◆ **RECORDS SHOWN**:
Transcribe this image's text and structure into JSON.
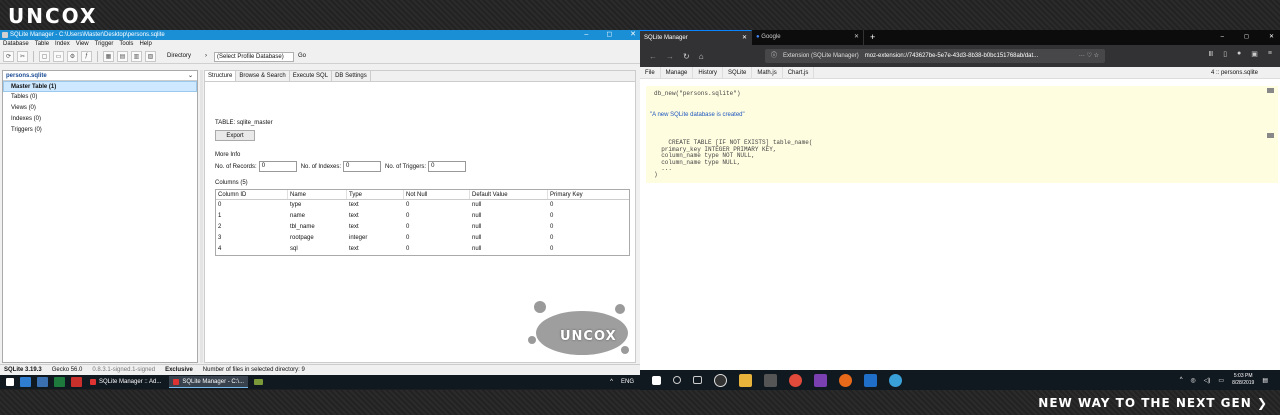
{
  "banner": {
    "logo": "UNCOX",
    "slogan": "NEW WAY TO THE NEXT GEN ❯"
  },
  "left_app": {
    "title": "SQLite Manager - C:\\Users\\Master\\Desktop\\persons.sqlite",
    "menu": [
      "Database",
      "Table",
      "Index",
      "View",
      "Trigger",
      "Tools",
      "Help"
    ],
    "toolbar": {
      "directory_label": "Directory",
      "profile_value": "(Select Profile Database)",
      "go_label": "Go"
    },
    "db_name": "persons.sqlite",
    "tree": [
      "Master Table (1)",
      "Tables (0)",
      "Views (0)",
      "Indexes (0)",
      "Triggers (0)"
    ],
    "tabs": [
      "Structure",
      "Browse & Search",
      "Execute SQL",
      "DB Settings"
    ],
    "table_label": "TABLE: sqlite_master",
    "export_label": "Export",
    "more_info": "More Info",
    "records_label": "No. of Records:",
    "records_value": "0",
    "indexes_label": "No. of Indexes:",
    "indexes_value": "0",
    "triggers_label": "No. of Triggers:",
    "triggers_value": "0",
    "columns_label": "Columns (5)",
    "columns_head": [
      "Column ID",
      "Name",
      "Type",
      "Not Null",
      "Default Value",
      "Primary Key"
    ],
    "columns_rows": [
      [
        "0",
        "type",
        "text",
        "0",
        "null",
        "0"
      ],
      [
        "1",
        "name",
        "text",
        "0",
        "null",
        "0"
      ],
      [
        "2",
        "tbl_name",
        "text",
        "0",
        "null",
        "0"
      ],
      [
        "3",
        "rootpage",
        "integer",
        "0",
        "null",
        "0"
      ],
      [
        "4",
        "sql",
        "text",
        "0",
        "null",
        "0"
      ]
    ],
    "status": {
      "version": "SQLite 3.19.3",
      "gecko": "Gecko 56.0",
      "addon": "0.8.3.1-signed.1-signed",
      "mode": "Exclusive",
      "files": "Number of files in selected directory: 9"
    },
    "watermark": "UNCOX"
  },
  "taskbar_left": {
    "buttons": [
      "SQLite Manager :: Ad...",
      "SQLite Manager - C:\\..."
    ],
    "lang": "ENG"
  },
  "browser": {
    "tabs": [
      "SQLite Manager",
      "Google"
    ],
    "url_ext": "Extension (SQLite Manager)",
    "url": "moz-extension://743627be-5e7e-43d3-8b38-b0bc151768ab/dat...",
    "menu": [
      "File",
      "Manage",
      "History",
      "SQLite",
      "Math.js",
      "Chart.js"
    ],
    "db_label": "4 :: persons.sqlite",
    "code1": "db_new(\"persons.sqlite\")",
    "message": "\"A new SQLite database is created\"",
    "code2": "CREATE TABLE [IF NOT EXISTS] table_name(\n  primary_key INTEGER PRIMARY KEY,\n  column_name type NOT NULL,\n  column_name type NULL,\n  ...\n)"
  },
  "taskbar_right": {
    "time": "5:03 PM",
    "date": "8/28/2019"
  },
  "colors": {
    "titlebar": "#1b8fd6",
    "browser_dark": "#323234",
    "code_bg": "#fffde0",
    "selection": "#cde8ff"
  }
}
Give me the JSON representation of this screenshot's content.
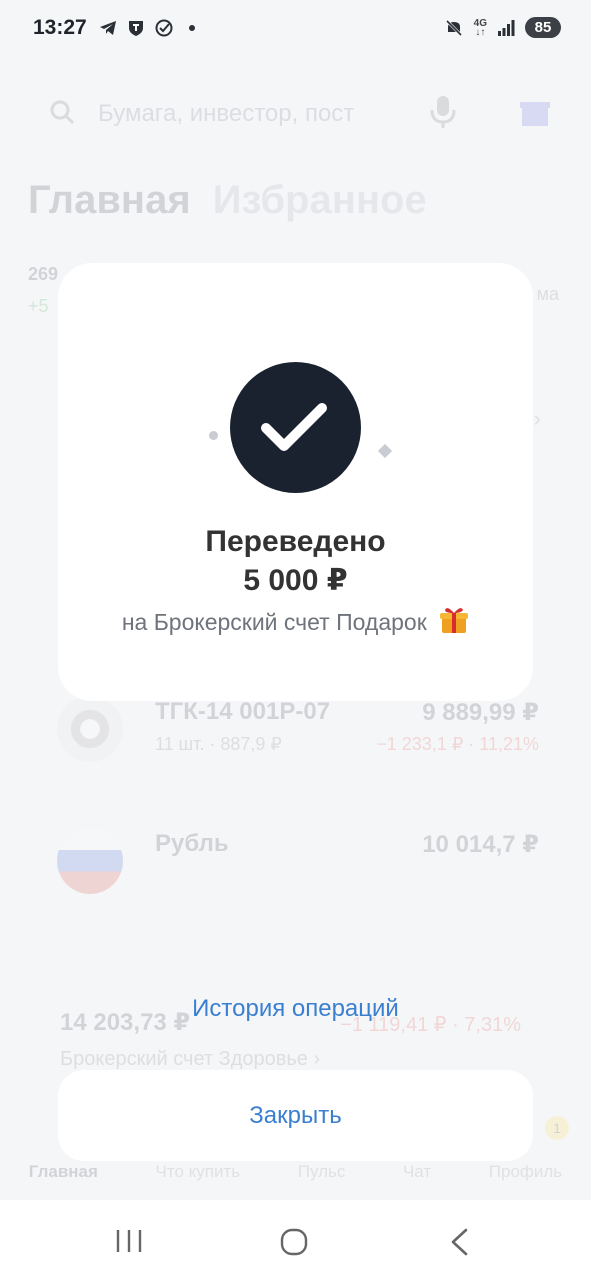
{
  "status_bar": {
    "time": "13:27",
    "network": "4G",
    "battery": "85",
    "icons": [
      "telegram-icon",
      "shield-icon",
      "check-circle-icon",
      "dot-icon",
      "mute-icon",
      "signal-icon"
    ]
  },
  "background": {
    "search_placeholder": "Бумага, инвестор, пост",
    "tab_main": "Главная",
    "tab_favorites": "Избранное",
    "mini_value": "269",
    "mini_change": "+5",
    "mini_right": "ма",
    "assets": [
      {
        "name": "ТГК-14 001Р-07",
        "sub": "11 шт. · 887,9 ₽",
        "value": "9 889,99 ₽",
        "change": "−1 233,1 ₽ · 11,21%"
      },
      {
        "name": "Рубль",
        "sub": "",
        "value": "10 014,7 ₽",
        "change": ""
      }
    ],
    "total": "14 203,73 ₽",
    "total_change": "−1 119,41 ₽ · 7,31%",
    "account": "Брокерский счет Здоровье ›",
    "nav": [
      "Главная",
      "Что купить",
      "Пульс",
      "Чат",
      "Профиль"
    ],
    "badge": "1"
  },
  "dialog": {
    "title": "Переведено",
    "amount": "5 000 ₽",
    "destination": "на Брокерский счет Подарок",
    "history_link": "История операций",
    "close_label": "Закрыть"
  },
  "colors": {
    "check_bg": "#1a2230",
    "link": "#3b7fd0",
    "page_bg": "#f5f6f8"
  }
}
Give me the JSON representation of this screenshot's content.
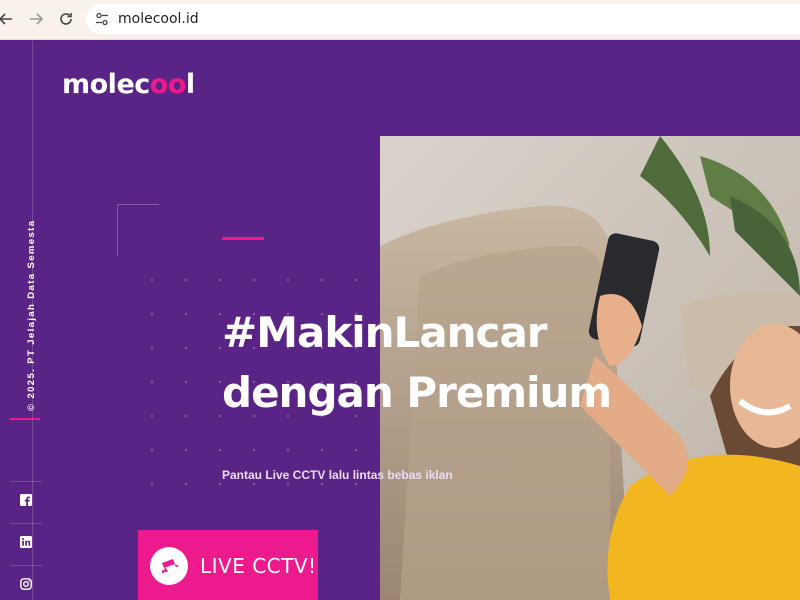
{
  "browser": {
    "url": "molecool.id",
    "back_icon": "arrow-left-icon",
    "forward_icon": "arrow-right-icon",
    "reload_icon": "reload-icon",
    "site_info_icon": "tune-icon"
  },
  "header": {
    "logo_pre": "molec",
    "logo_accent": "oo",
    "logo_post": "l"
  },
  "sidebar": {
    "copyright": "© 2025. PT Jelajah Data Semesta",
    "social": [
      {
        "name": "facebook",
        "icon": "facebook-icon"
      },
      {
        "name": "linkedin",
        "icon": "linkedin-icon"
      },
      {
        "name": "instagram",
        "icon": "instagram-icon"
      }
    ]
  },
  "hero": {
    "headline_line1": "#MakinLancar",
    "headline_line2": "dengan Premium",
    "subline": "Pantau Live CCTV lalu lintas bebas iklan",
    "cta_label": "LIVE CCTV!",
    "cta_icon": "cctv-camera-icon"
  },
  "colors": {
    "background": "#5a2386",
    "accent": "#ec1a8c",
    "toolbar": "#f8f2ea"
  }
}
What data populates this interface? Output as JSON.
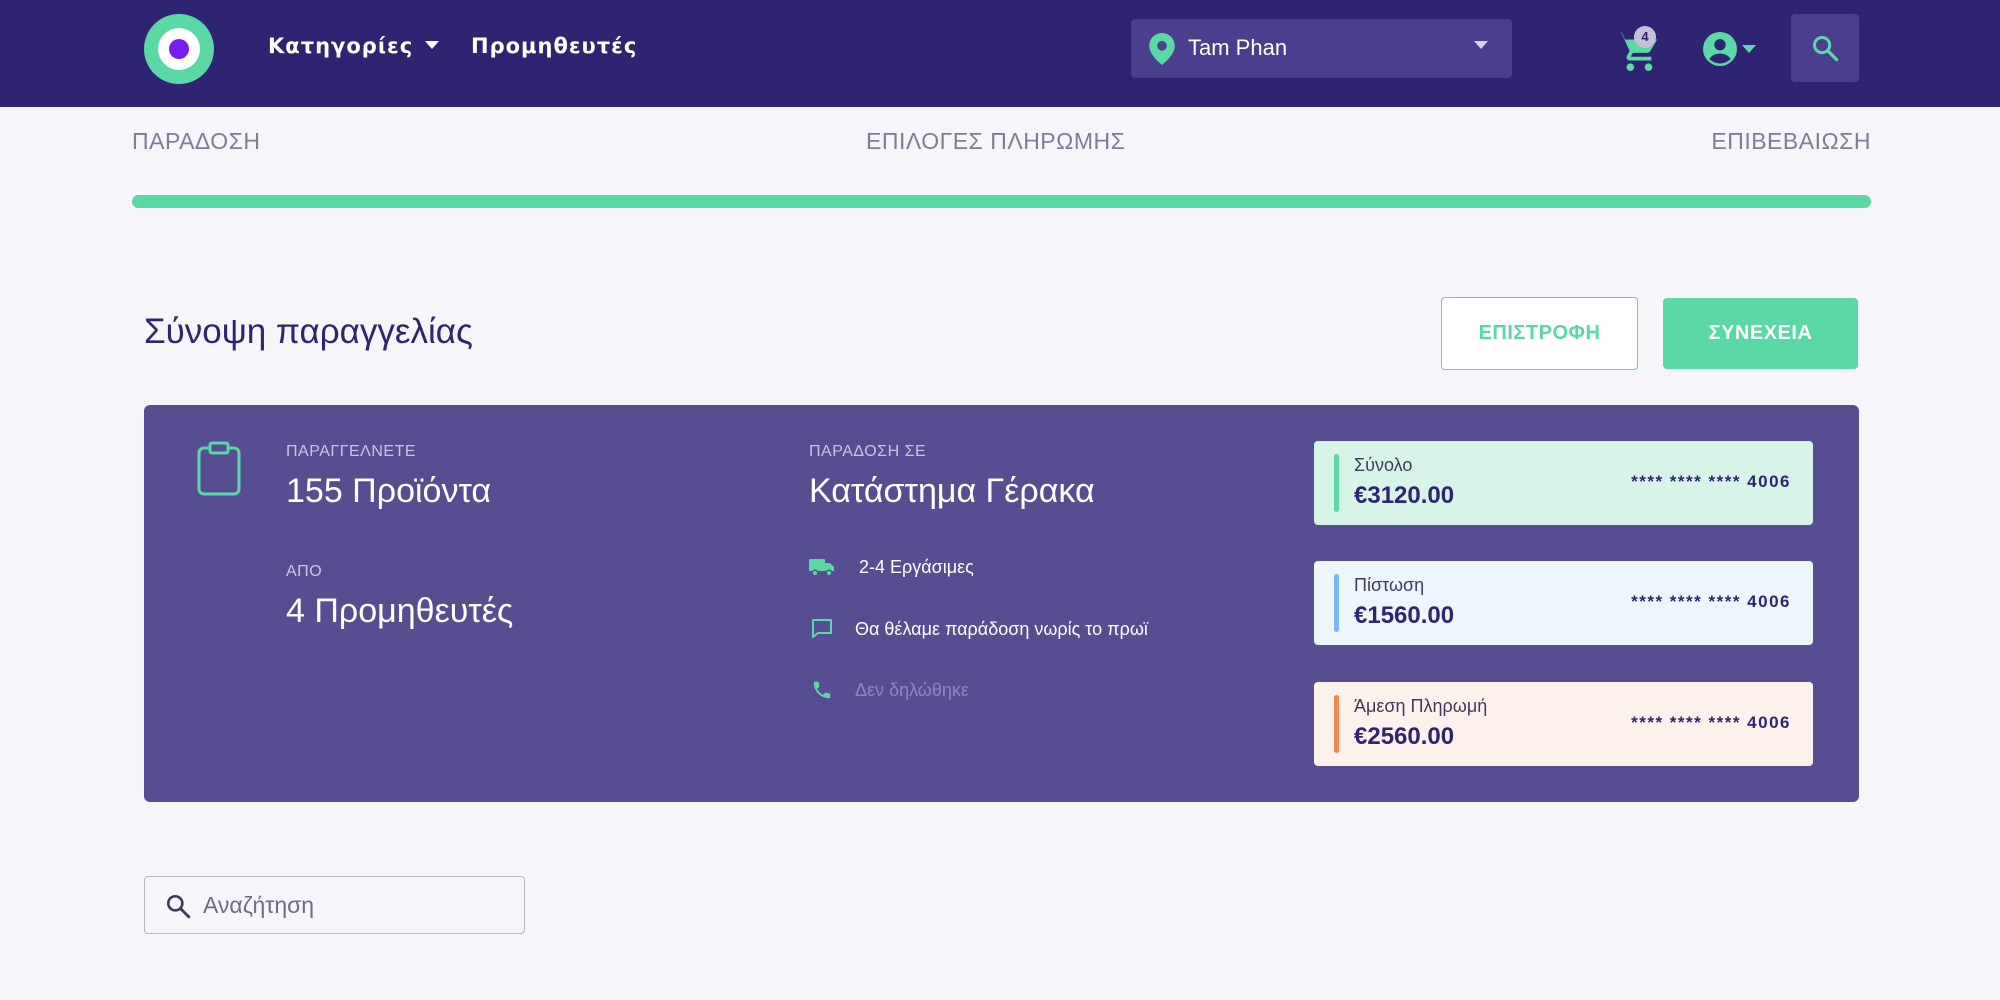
{
  "nav": {
    "categories_label": "Κατηγορίες",
    "suppliers_label": "Προμηθευτές",
    "location": "Tam Phan",
    "cart_count": "4",
    "icons": [
      "logo",
      "caret-down-icon",
      "map-pin-icon",
      "cart-icon",
      "account-circle-icon",
      "search-icon"
    ]
  },
  "stepper": {
    "steps": [
      "ΠΑΡΑΔΟΣΗ",
      "ΕΠΙΛΟΓΕΣ ΠΛΗΡΩΜΗΣ",
      "ΕΠΙΒΕΒΑΙΩΣΗ"
    ],
    "progress_percent": 100
  },
  "page": {
    "title": "Σύνοψη παραγγελίας",
    "back_label": "ΕΠΙΣΤΡΟΦΗ",
    "next_label": "ΣΥΝΕΧΕΙΑ"
  },
  "summary": {
    "ordering_label": "ΠΑΡΑΓΓΕΛΝΕΤΕ",
    "products": "155 Προϊόντα",
    "from_label": "ΑΠΟ",
    "suppliers": "4 Προμηθευτές",
    "delivery_label": "ΠΑΡΑΔΟΣΗ ΣΕ",
    "store": "Κατάστημα Γέρακα",
    "days": "2-4 Εργάσιμες",
    "note": "Θα θέλαμε παράδοση νωρίς το πρωϊ",
    "phone": "Δεν δηλώθηκε"
  },
  "payments": [
    {
      "name": "Σύνολο",
      "amount": "€3120.00",
      "card": "**** **** **** 4006",
      "color": "#5ad8a6"
    },
    {
      "name": "Πίστωση",
      "amount": "€1560.00",
      "card": "**** **** **** 4006",
      "color": "#7cb7f2"
    },
    {
      "name": "Άμεση Πληρωμή",
      "amount": "€2560.00",
      "card": "**** **** **** 4006",
      "color": "#f08a4b"
    }
  ],
  "search": {
    "placeholder": "Αναζήτηση"
  },
  "colors": {
    "nav_bg": "#2e2471",
    "accent": "#5ad8a6",
    "card_bg": "#574d91"
  }
}
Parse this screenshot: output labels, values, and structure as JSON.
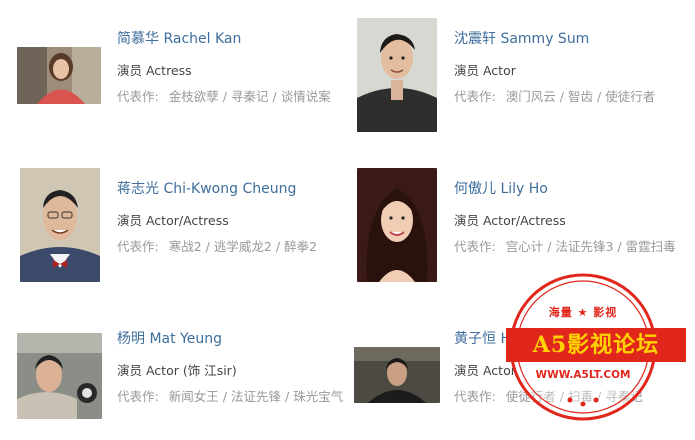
{
  "cast": [
    {
      "name": "简慕华 Rachel Kan",
      "role": "演员 Actress",
      "works_label": "代表作:",
      "works": [
        "金枝欲孽",
        "寻秦记",
        "谈情说案"
      ]
    },
    {
      "name": "沈震轩 Sammy Sum",
      "role": "演员 Actor",
      "works_label": "代表作:",
      "works": [
        "澳门风云",
        "智齿",
        "使徒行者"
      ]
    },
    {
      "name": "蒋志光 Chi-Kwong Cheung",
      "role": "演员 Actor/Actress",
      "works_label": "代表作:",
      "works": [
        "寒战2",
        "逃学威龙2",
        "醉拳2"
      ]
    },
    {
      "name": "何傲儿 Lily Ho",
      "role": "演员 Actor/Actress",
      "works_label": "代表作:",
      "works": [
        "宫心计",
        "法证先锋3",
        "雷霆扫毒"
      ]
    },
    {
      "name": "杨明 Mat Yeung",
      "role": "演员 Actor (饰 江sir)",
      "works_label": "代表作:",
      "works": [
        "新闻女王",
        "法证先锋",
        "珠光宝气"
      ]
    },
    {
      "name": "黄子恒 Hugo Wong",
      "role": "演员 Actor",
      "works_label": "代表作:",
      "works": [
        "使徒行者",
        "扫毒",
        "寻秦记"
      ]
    }
  ],
  "watermark": {
    "top_text": "海量 ★ 影视",
    "main_text": "A5影视论坛",
    "url_text": "WWW.A5LT.COM",
    "color": "#e1261c",
    "accent": "#ffd200"
  }
}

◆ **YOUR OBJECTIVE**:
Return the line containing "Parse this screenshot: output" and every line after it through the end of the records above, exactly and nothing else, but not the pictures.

◆ **SOLUTION FOR THIS PROBLEM**:
Parse this screenshot: output labels, values, and structure as JSON.
{
  "cast": [
    {
      "name": "简慕华 Rachel Kan",
      "role": "演员 Actress",
      "works_label": "代表作:",
      "works": [
        "金枝欲孽",
        "寻秦记",
        "谈情说案"
      ]
    },
    {
      "name": "沈震轩 Sammy Sum",
      "role": "演员 Actor",
      "works_label": "代表作:",
      "works": [
        "澳门风云",
        "智齿",
        "使徒行者"
      ]
    },
    {
      "name": "蒋志光 Chi-Kwong Cheung",
      "role": "演员 Actor/Actress",
      "works_label": "代表作:",
      "works": [
        "寒战2",
        "逃学威龙2",
        "醉拳2"
      ]
    },
    {
      "name": "何傲儿 Lily Ho",
      "role": "演员 Actor/Actress",
      "works_label": "代表作:",
      "works": [
        "宫心计",
        "法证先锋3",
        "雷霆扫毒"
      ]
    },
    {
      "name": "杨明 Mat Yeung",
      "role": "演员 Actor (饰 江sir)",
      "works_label": "代表作:",
      "works": [
        "新闻女王",
        "法证先锋",
        "珠光宝气"
      ]
    },
    {
      "name": "黄子恒 Hugo Wong",
      "role": "演员 Actor",
      "works_label": "代表作:",
      "works": [
        "使徒行者",
        "扫毒",
        "寻秦记"
      ]
    }
  ],
  "watermark": {
    "top_text": "海量 ★ 影视",
    "main_text": "A5影视论坛",
    "url_text": "WWW.A5LT.COM",
    "color": "#e1261c",
    "accent": "#ffd200"
  }
}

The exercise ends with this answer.